Airborne Maintenance and Engineering Services is no stranger to taking an older airplane from analog to digital. According to principal engineer Greg Smith, the DC-9 cockpit went from “steam gauges” to digital in a matter of four months and the airplane rolled out with a glass cockpit sporting four 10-inch Universal Avionics EFI 890 flat-panel displays; Universal UNS-1LW flight management system; L-3 integrated standby units combining airspeed and attitude in a single unit; and Cobham audio panels. The job required stripping the cockpit “to the bare bones” and equipment and installation cost $2.5 million, said Smith. An earlier project saw the installation of EGPWS and weather radar, and the airplane is now RVSM compliant. The twinjet, a DC-9-15 known casually as “a Baby Nine,” came off the assembly line in 1967, has been in the owner’s family since 1971 and has 19,000 hours.
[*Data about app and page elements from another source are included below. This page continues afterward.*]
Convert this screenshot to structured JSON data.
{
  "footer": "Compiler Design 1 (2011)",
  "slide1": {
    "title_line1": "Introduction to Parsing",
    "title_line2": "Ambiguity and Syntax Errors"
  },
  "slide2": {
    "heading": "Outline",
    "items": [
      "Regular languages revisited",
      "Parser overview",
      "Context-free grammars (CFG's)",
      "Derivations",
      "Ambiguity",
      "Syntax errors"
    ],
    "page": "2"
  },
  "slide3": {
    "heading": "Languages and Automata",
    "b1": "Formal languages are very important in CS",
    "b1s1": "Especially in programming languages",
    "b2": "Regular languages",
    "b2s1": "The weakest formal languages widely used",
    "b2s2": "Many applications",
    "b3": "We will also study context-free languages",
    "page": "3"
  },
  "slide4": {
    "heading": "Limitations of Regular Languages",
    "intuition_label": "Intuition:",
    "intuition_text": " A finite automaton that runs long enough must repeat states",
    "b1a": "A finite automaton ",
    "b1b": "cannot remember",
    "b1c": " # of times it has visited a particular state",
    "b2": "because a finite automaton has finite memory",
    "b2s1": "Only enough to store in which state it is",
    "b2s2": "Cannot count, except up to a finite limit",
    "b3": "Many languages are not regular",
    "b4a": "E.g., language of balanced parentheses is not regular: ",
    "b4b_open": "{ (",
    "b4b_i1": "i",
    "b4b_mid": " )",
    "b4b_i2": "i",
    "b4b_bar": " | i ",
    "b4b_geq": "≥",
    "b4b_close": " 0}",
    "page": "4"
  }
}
It has the original Pratt & Whitney JT8D-7 engines but with hush kits to meet Stage 3 noise-abatement requirements.
Company Gives New Life to the DC-9
- January 11, 2012, 2:43 PM